In late February, Guazi’s parent company Chehaoduo received a $1.5 billion investment from SoftBank’s Vision Fund.
Uxin went public on the Nasdaq last year and has a valuation of just over $1 billion. The used car e-commerce platform reported on March 14 that total revenues for the full year of 2018 rose 69.9 percent to 3.3 billion yuan.
More than half of the cities Uxin operates in fall into the so-called tier-three and -four designation, according to CEO Dai Kun. In an interview with CNBC, he said secondhand cars are an attractive choice for people in smaller cities since they often lack a metro system and local incomes tend to be lower.
Looking ahead to the rest of the year, Dai plans further expansion into hundreds of cities and counties. He expects the economy to pick up and that the year-on-year decline in sales of new autos will end.
Improving the quality of life through better healthcare, education and other services is part of the opportunity in smaller cities, said Qin Gang, deputy secretary general at think tank Center for China and Globalization.
“In the last twenty years, development focused on high tier cities,” he said in a Mandarin-language interview translated by CNBC. “The lower tier cities were neglected, ignored for a long time.”
For the last several decades, that meant people crowded Beijing and Shanghai to see the best doctors and find the best schools. Technology is trying to change that.
Through a smartphone app, Ping An Good Doctor lets customers connect with doctors for consultations, order medicine and find recommendations for a nearby clinic or hospital if further examinations are needed. The process removes the hassle of waiting in hours-long lines just to see a doctor or pick up a prescription, and also encourages locals to try regional services.
A basic consultation can start at several hundred yuan, or about $65 and up. For 2018, Ping An Good Doctor claimed to have more than 265 million registered users and 54.7 million monthly active users. The company reported a 78.7 percent growth in revenue last year to 3.34 billion yuan, but posted an operating loss of 1.15 billion yuan.

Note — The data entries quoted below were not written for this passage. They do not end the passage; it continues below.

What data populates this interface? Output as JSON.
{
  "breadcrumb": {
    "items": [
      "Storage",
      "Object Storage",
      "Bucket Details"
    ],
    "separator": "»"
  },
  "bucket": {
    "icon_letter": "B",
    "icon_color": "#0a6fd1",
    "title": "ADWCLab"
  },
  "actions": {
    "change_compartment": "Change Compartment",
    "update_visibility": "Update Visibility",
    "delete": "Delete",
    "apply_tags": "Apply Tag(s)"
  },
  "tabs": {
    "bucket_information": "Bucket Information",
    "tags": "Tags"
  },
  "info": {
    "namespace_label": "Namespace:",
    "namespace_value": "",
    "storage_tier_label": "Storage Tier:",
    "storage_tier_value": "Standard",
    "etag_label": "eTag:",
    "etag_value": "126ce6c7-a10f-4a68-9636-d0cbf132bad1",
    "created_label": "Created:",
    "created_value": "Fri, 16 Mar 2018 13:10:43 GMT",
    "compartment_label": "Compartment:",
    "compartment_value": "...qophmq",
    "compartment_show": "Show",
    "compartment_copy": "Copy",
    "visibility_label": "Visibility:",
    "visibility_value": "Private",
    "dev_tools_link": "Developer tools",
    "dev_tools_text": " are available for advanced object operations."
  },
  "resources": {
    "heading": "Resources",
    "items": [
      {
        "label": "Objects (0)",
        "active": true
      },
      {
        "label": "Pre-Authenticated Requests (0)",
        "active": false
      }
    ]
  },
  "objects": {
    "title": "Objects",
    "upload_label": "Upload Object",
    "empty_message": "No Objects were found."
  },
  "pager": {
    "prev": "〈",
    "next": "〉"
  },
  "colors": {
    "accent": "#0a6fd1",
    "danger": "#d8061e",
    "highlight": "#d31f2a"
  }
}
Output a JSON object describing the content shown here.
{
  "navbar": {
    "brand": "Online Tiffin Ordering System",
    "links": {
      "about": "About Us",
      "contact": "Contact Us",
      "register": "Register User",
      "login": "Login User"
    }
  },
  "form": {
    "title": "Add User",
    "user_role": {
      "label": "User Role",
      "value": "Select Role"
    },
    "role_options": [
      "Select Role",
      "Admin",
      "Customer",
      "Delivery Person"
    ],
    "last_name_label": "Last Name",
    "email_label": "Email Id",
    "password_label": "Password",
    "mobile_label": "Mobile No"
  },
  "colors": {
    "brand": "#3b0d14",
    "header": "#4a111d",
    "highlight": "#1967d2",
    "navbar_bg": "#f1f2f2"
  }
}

China has one of the highest consumption demands for education in the world, Morgan Stanley analysts noted in a March 25 report. They expect the national education market to double to 10 trillion yuan by 2028, driven partly by spending growth in lower tier cities.
In a survey of parents from September to October last year, Morgan Stanley’s AlphaWise research arm found demand for spending on after-school education in lower tier cities was just as strong as other parts of the country. That’s despite households having less disposable income.
In light of the overall trend, equity analysts Sheng Zhong and Elsie Sheng upgraded after-school tutoring companies TAL Education and New Oriental Education and Technology to overweight. Both firms are set to report earnings in late April.
Data from travel booking site Ctrip has shown a trend of residents from smaller cities traveling more.
In its earnings report for 2018, Ctrip said that stays at its branded low-star hotels doubled from the prior year. Net revenue for the full year rose 16 percent to 31 billion yuan.
Tourism spending could increase if there was better implementation of the paid-leave system, UBS analyst Xin Chen said in a March 25 note. He pointed out that Chinese residents overall have 24 to 36 percent less leisure time than those in developed countries, with lower tier city residents on average taking about two fewer days off than those in tier-one and tier-two cities.